Joel Lewis

Joel Lewis speaks during the Sunday sermon at FPC, First Presbyterian Church, June 28.

Many Waunakee residents are working on change now, engaging in research to understand the United States’ racist history, particularly its role in the numbers of Black men and women dying in police custody.

In an effort to help with that understanding, Joel Lewis, a Black Waunakee resident and member of FPC (First Presbyterian Church) spoke during Sunday services June 28, delivering a talk titled, “How Can you Help Bridge the Gap?”

Lewis, a school board candidate in the spring election, shared his experiences growing up in Westchester County, New York, where although he made friends, stark differences remained. A former New York City police officer, Lewis is now a social worker in the criminal justice system, so he shared his perspective on the gap between African Americans and police, as well.

Referencing Bible scripture from Matthew 7:12, Lewis recited the Golden Rule: Do unto others as you would have them do unto you.

Lewis grew up in in a normal neighborhood, he said, with a mix of people. When he was 12, his parents moved to a small town, and as the family looked at houses, a Realtor told his mother they would not be welcome there.

They bought a house anyway and received a bomb threat – an empty threat – but disturbing nonetheless.

“It messed with my mind,” Lewis said. “I couldn’t understand why someone would do that.”

Summer was almost over, and as the school year approached, Lewis worried that no one in school would like him, but he made friends, was invited to parties, and participated in sports, he said.

Still, he would hear friends say the “N” word.

“And when I would confront my friends, they said, ‘Joel, we’re not talking about you. We’re talking about them,’” Lewis said.

Lewis was told Black people had an extra muscle and were faster than White people, and that’s why they did not want to compete with him.

Also, he realized if he were to date a girl, her parents would not want to see him come to their house because he was Black.

“I never was able to develop a relationship with a girl, not until further on in my school years,” he said.

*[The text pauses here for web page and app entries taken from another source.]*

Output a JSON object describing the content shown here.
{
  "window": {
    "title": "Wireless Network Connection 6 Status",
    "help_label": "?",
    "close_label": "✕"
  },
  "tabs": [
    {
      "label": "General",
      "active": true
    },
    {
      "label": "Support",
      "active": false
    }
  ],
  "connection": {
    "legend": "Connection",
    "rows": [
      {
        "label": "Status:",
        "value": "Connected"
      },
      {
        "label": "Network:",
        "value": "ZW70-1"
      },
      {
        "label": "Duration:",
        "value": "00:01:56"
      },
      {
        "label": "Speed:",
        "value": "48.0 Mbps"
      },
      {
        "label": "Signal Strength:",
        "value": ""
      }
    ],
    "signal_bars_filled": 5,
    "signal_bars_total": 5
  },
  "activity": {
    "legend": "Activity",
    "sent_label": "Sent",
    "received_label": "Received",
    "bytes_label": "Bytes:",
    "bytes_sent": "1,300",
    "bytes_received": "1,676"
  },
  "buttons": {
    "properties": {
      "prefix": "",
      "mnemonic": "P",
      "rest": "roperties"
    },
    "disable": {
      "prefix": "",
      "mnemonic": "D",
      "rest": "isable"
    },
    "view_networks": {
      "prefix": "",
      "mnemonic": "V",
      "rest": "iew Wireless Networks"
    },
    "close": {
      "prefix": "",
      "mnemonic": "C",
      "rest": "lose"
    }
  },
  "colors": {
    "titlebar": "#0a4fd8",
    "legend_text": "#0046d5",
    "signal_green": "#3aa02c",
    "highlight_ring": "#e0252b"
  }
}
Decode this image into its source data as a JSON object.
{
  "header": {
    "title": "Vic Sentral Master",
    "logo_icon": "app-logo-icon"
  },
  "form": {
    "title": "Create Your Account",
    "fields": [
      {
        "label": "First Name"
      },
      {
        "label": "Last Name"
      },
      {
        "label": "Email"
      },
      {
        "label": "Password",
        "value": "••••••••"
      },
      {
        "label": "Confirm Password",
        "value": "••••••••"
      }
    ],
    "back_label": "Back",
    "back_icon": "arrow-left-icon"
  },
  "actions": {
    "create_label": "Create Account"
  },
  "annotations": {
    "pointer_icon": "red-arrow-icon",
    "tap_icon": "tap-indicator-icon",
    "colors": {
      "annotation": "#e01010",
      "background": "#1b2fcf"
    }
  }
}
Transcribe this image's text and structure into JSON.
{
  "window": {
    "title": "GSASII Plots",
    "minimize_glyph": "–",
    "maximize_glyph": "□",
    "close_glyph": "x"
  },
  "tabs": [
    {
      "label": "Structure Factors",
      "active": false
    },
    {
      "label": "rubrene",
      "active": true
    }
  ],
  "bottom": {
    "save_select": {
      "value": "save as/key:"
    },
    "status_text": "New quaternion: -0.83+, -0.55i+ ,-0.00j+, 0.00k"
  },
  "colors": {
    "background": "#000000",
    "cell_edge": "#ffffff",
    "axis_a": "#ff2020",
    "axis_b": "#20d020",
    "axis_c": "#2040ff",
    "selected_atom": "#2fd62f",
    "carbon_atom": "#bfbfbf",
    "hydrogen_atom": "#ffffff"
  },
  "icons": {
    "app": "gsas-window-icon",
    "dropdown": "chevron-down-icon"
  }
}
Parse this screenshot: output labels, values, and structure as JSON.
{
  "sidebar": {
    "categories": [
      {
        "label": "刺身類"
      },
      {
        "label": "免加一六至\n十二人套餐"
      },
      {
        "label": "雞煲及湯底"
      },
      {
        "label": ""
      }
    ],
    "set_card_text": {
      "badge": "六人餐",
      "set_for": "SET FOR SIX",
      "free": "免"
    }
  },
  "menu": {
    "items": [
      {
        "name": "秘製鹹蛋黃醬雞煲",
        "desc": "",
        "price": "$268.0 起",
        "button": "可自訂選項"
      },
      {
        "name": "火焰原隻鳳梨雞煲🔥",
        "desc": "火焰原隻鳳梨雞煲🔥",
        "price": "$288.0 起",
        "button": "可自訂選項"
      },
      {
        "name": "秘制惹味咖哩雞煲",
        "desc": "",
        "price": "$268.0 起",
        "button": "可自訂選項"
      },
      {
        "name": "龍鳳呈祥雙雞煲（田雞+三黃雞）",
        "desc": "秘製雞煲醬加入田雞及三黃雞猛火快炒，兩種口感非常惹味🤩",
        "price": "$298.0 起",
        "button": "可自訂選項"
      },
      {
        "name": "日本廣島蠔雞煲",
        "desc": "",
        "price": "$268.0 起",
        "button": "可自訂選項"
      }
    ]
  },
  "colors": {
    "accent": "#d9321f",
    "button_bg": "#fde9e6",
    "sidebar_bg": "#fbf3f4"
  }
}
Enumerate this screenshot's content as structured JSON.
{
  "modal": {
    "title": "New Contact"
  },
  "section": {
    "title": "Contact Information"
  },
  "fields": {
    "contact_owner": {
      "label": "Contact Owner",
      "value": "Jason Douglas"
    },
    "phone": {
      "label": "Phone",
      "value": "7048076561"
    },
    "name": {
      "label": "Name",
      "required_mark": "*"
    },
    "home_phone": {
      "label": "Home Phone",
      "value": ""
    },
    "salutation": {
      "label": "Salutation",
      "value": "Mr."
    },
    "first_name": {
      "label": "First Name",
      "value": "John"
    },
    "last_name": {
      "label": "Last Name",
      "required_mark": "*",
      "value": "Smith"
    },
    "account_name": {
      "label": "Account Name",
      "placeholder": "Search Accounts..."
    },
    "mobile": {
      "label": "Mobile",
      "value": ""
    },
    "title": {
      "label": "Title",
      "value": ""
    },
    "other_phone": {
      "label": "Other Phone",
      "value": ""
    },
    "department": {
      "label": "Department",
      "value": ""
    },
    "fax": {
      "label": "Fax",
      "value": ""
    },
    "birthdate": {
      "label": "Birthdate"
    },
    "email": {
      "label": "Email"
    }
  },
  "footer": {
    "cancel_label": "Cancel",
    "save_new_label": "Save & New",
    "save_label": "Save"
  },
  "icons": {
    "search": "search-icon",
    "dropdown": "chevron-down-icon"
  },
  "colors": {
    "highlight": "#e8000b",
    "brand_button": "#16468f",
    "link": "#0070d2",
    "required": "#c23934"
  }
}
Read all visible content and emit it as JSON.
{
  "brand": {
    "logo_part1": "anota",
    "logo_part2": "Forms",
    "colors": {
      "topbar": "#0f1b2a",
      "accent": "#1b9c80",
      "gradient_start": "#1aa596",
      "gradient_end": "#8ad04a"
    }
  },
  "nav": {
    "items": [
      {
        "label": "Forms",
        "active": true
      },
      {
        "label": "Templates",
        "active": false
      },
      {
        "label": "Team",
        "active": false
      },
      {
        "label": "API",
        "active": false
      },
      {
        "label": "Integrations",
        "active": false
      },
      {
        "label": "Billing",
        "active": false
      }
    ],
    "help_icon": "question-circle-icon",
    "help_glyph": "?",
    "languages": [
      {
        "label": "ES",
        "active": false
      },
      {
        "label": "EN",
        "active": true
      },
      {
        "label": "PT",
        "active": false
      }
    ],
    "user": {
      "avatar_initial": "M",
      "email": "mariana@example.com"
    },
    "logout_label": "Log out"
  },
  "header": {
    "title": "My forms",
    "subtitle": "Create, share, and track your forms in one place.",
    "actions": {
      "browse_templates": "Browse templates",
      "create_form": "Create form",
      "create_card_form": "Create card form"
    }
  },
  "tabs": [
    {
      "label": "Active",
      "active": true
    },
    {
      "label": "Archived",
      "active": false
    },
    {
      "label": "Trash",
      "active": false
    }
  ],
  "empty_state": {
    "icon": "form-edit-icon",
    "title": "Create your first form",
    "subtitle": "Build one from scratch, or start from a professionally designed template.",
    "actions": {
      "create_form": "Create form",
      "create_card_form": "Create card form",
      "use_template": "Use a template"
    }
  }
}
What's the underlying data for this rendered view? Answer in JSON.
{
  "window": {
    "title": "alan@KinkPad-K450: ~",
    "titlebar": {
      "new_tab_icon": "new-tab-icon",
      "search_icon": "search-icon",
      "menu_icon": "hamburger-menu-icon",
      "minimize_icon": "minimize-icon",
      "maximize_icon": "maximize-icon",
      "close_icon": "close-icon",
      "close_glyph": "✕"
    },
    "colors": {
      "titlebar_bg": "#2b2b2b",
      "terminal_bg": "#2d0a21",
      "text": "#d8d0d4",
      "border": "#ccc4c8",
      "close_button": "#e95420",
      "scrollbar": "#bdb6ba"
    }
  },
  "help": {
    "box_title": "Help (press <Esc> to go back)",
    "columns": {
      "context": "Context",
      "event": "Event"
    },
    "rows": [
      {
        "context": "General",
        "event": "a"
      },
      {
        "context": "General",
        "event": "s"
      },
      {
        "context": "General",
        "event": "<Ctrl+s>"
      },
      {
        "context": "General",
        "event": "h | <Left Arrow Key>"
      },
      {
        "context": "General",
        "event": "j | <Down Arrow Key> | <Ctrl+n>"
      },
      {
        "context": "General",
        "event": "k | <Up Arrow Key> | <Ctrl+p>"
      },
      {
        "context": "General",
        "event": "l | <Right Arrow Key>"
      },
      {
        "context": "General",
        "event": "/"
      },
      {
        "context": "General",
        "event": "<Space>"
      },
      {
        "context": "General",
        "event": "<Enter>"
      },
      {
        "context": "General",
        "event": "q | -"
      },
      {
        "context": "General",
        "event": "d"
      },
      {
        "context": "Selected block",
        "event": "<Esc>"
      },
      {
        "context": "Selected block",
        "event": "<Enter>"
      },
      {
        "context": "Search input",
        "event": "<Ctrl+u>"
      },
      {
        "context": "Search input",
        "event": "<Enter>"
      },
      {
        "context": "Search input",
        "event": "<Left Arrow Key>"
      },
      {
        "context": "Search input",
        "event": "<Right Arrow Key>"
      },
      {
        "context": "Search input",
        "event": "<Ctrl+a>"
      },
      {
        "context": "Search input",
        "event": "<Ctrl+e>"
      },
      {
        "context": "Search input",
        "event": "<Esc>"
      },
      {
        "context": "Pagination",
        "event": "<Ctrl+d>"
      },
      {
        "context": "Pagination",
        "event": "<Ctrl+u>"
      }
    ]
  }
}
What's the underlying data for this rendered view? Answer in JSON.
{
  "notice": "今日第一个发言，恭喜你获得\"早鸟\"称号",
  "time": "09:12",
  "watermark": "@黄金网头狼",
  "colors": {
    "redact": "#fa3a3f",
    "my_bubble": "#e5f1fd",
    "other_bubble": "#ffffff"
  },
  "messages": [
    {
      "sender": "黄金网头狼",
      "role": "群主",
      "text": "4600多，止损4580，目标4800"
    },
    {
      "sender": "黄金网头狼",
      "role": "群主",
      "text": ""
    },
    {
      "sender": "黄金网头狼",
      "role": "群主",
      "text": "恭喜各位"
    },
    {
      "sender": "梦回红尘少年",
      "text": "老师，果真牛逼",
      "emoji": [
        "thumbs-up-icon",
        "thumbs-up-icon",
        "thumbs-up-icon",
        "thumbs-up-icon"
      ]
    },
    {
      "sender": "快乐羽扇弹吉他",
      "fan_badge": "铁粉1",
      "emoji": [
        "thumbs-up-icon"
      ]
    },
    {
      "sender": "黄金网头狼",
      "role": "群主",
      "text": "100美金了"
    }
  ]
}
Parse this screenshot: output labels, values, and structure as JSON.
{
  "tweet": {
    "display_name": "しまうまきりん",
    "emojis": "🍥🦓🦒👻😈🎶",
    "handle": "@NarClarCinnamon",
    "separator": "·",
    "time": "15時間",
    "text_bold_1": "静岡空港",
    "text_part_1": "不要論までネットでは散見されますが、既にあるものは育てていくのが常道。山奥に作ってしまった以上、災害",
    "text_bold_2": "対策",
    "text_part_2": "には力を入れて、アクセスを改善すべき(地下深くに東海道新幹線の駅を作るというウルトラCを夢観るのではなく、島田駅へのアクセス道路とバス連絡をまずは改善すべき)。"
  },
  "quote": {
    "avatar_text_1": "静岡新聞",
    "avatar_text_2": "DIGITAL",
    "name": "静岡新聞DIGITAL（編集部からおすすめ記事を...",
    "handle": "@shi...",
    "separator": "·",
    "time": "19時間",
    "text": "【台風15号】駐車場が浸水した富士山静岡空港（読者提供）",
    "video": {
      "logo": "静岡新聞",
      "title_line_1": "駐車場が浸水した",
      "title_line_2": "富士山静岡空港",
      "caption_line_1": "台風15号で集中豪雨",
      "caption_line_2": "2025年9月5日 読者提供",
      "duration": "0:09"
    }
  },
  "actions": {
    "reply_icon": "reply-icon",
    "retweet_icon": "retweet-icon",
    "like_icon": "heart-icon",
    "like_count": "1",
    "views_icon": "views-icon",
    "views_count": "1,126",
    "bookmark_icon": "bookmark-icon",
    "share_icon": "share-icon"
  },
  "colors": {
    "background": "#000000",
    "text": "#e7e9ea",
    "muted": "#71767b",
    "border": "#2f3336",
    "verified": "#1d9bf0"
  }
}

Lewis was the only Black student in mainstream classes at his school, so it was assumed he was in special education. When the subject of African American history arose in class, everyone looked at him, thinking he was the expert.

When his classes read books like “To Kill a Mockingbird” and “Of Mice and Men,” he became nervous.

“The teacher would expect us to read,” Lewis said, noting the “N” word is used in both novels, and he would be compelled to say it.

“It really hurt me. I never voiced my opinion to the teacher. I never let her know or him know how I felt. I just did what I was told. But I always felt, why would an adult let a child go through that?” Lewis said.

Now an adult, Lewis has found racism still exists, it just looks different. He still hears derogatory terminology and still has to be concerned about where he lives.

“It’s always on my mind, how people will respond to me, unless I’m in a comfortable situation,” he said. “I’m never relaxing. I’m always aware.”

Lewis then spoke of the correlation between racism against African Americans and law enforcement, calling it “historic and complex,” and said he has an understanding of both sides.

“Being Black, I understand how it feels to be profiled,” he said. “Depending on where you grow up, your experience with police is different.” Lewis noted.

But as a former officer, Lewis also understands how difficult policing is, he added.

“You rely on your training and your instincts. As you spend more time on the job, that’s where you develop your skill set,” Lewis said.

Both African Americans and police need to take precautions when they encounter one another. Police officers do not have enough training to deal with many situations, and leadership does not hold individuals accountable when problems occur. A plan of correction and possible retraining is needed when possible. More transparency is also needed so the public doesn’t believe actions are covered up, Lewis said.

“Since African Americans have been conditioned to fear the police, it’s harder to develop a healthy relationship between the two groups,” he said.

The societal message is Black people are dangerous, and are criminals. African Americans hear the message that police officers are racist and will shoot them, according to Lewis.

“If we don’t continue to break these cycles, we will continue to reinforce the ‘us vs. them’ mentality, which definitely creates division which leads into racism,” Lewis said.

Lewis provided five steps people can take to break the cycle.

First, be honest with yourself.

“We all have biases. It doesn’t mean you’re racist or hate a whole group of people,” Lewis said.

He also advised people to stop and listen when a person of color is telling their story.

“This is not the time to defend or dismiss what they are saying. This is their story. They were brave enough to share their story with you,” Lewis added, noting that they also may be re-experiencing the trauma.

And he said people should speak out when they hear racist comments and let others know that kind of speech is not tolerated.

People should also educate themselves, Lewis said, noting that teaching people the history of racism should not be the responsibility of people of color.

Finally, Lewis advised the church members to build relationships with people outside of their friend group.

“If you already know people of color, reach out to them and develop a relationship,” he said.

To watch the sermon, visit myfpc.org.

Load comments